Submissions could be in Scots, English or Dundonian, as long as there was a connection to the local area and /or river. It was resolved that a group decision would be made about what went into the pamphlet.
Action: Craig to email the membership for submissions of 50–worders.
Roddie reminded all about the tragic death of Sarah Isaacs, a former Nethergate Writer. Craig notified the group about the imminent Sunday Times short story competition with a prize of £30 K. Get writing! Roddie noted the 404ink free competition submission date of 11/9/17 for poems and poetry.
Action: none required.
4) Submitted Pieces
There were nine pieces to read, of the 50 – word stories: three from Sue, one from Tom, one from Craig and two from Roddie. Roddie also had a 2500 word extract from his children`s novel “The Isle and the Amulet” to read. This was set in the 1980s.
The longer piece was read first. It was agreed that it had improved from the previously seen draft. The balance of the omniscient view was questioned and this provided useful suggestions for revision. The second big question was whether one of the characters needed to be Aspergic (Abby, Craig). Pros and cons were discussed. A need to prune some of the extraneous detail was noted and attention to detail as
regards to some words used needing to be terms used in the 1980s was raised. David F noted that the Viking Horrible Histories book did not appear till the 90s, Sue agreed that “swots” was a more timely insult than “nerds”. Roddie agreed that the criticism was valid and constructive.

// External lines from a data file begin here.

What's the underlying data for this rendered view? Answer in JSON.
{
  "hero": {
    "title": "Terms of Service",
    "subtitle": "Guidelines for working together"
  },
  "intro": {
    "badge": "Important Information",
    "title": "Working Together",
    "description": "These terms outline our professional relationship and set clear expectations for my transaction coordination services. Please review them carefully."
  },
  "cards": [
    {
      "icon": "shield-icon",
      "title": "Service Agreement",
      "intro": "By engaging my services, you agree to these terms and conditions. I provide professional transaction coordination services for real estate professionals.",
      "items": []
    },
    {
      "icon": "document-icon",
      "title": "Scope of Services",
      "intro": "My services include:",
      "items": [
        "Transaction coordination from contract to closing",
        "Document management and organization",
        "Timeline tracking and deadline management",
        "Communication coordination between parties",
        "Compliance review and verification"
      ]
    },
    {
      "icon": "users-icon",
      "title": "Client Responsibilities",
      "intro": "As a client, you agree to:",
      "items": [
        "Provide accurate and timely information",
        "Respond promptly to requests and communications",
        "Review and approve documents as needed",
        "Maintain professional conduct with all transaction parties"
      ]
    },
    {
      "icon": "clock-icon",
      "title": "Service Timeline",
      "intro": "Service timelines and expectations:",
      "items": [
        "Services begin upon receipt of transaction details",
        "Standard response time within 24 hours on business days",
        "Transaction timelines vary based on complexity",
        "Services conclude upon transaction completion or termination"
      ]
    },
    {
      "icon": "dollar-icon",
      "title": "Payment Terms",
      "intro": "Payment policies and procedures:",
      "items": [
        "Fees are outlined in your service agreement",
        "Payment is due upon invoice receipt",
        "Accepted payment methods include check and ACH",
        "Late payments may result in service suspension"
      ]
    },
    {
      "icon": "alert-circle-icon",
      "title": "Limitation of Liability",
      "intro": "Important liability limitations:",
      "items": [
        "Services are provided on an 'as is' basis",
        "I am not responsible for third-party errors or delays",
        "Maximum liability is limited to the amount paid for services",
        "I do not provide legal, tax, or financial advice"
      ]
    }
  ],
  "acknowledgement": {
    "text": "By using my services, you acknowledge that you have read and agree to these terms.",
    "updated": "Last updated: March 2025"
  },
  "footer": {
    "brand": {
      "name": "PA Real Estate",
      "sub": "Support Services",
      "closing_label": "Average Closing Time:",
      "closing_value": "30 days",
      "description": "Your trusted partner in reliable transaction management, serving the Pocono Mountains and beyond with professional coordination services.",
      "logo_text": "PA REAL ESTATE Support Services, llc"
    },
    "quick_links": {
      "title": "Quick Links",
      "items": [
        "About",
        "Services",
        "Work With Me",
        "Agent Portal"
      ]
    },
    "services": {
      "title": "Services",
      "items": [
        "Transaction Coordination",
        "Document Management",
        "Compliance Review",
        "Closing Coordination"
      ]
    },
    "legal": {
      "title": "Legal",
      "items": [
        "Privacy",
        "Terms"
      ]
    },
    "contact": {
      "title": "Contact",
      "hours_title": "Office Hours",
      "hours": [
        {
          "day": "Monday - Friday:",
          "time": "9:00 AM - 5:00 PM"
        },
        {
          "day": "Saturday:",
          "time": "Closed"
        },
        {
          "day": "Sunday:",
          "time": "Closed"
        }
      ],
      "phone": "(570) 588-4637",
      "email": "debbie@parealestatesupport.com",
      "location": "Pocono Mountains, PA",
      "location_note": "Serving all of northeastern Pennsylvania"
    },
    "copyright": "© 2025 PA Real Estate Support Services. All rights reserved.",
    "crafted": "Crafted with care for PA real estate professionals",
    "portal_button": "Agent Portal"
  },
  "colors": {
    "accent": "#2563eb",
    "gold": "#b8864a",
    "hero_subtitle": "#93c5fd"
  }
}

We then moved to the fifty worders. First up was Sue with three. All were liked, but the show-stealer was “The Wintry Tay”, a sensitive evocation of viewing the river by the railway bridge in winter. The wintry theme continued with “Lost Souls” and “No Mercy”, both about the Tay Railway Bridge disaster. The view was split on which was best, but it was agreed that the former was more ethereal. There was a suggestion about combining the two, but views divided on that.
Tom came next with a black humour piece called “An Overheard Conversation.” This was liked by all apart from one phrase “lost his rag” in the piece that we felt could be improved.
David F read his “Tay Whales Lament” a humorous piece from the novel viewpoint of a whale who holidays in the Tay and reports on his holiday. Universally liked by the group, it was suggested to mention “TripAdvisor”in the title.
Craig`s piece “Glebe Street” was next- a quintessentially Dundonian subject- “The Broons”. Liked by all, it must be an elemental piece for FSOT. The meaning of, and use of, the word “chichi” also raised great debate.
For the closing minutes, we had two of Roddies recent 50-worders in Dundonian: “Efter Jimmie Morrison`s visit to Speed Street” and “Efter Ray Davies sees an Invergowrie Sunset”. Revised versions were read at the meeting, different slightly to what had been circulated. Both were found to be amusing parodies of “Love Street” by the Doors and “Waterloo Sunset” by the Kinks. Pictures illuminated the versified venues. It was agreed that given the similar tack, only one (Sunset) would be used. This author was impressed by Abby`s ability to correctly count a disparity between the read out and the written” La-la” word count in “Speed St” (you had to be there).
We had another fun night out, featuring some good pieces, and great patter.